**Task prompt:**
Each line of the listing that includes "grid" should be reported.

━━━ Given entries

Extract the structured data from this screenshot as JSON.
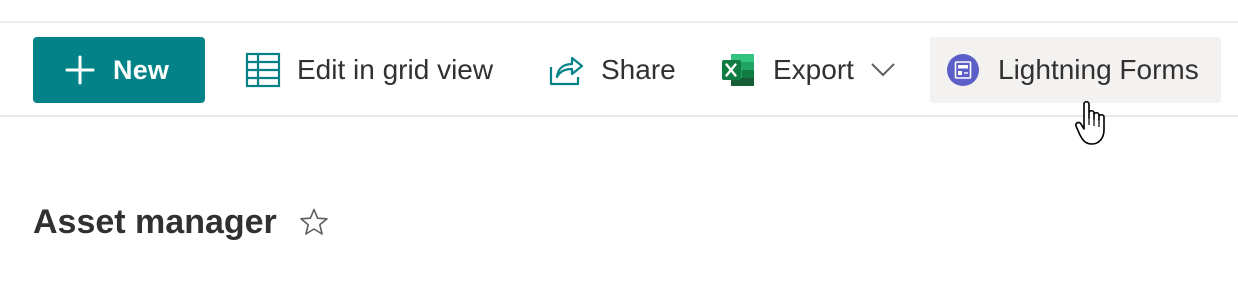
{
  "toolbar": {
    "new_label": "New",
    "edit_grid_label": "Edit in grid view",
    "share_label": "Share",
    "export_label": "Export",
    "lightning_forms_label": "Lightning Forms"
  },
  "page": {
    "title": "Asset manager"
  },
  "icons": {
    "new": "plus-icon",
    "edit_grid": "grid-icon",
    "share": "share-icon",
    "export": "excel-icon",
    "export_dropdown": "chevron-down-icon",
    "lightning_forms": "lightning-forms-icon",
    "favorite": "star-outline-icon",
    "cursor": "hand-pointer-cursor"
  },
  "colors": {
    "new_button_bg": "#038387",
    "accent_teal": "#038387",
    "excel_green": "#107c41",
    "lightning_purple": "#5b5fc7",
    "text": "#323130",
    "hover_bg": "#f3f2f1"
  }
}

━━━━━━

**Completed task:**
    "edit_grid_label": "Edit in grid view",
    "edit_grid": "grid-icon",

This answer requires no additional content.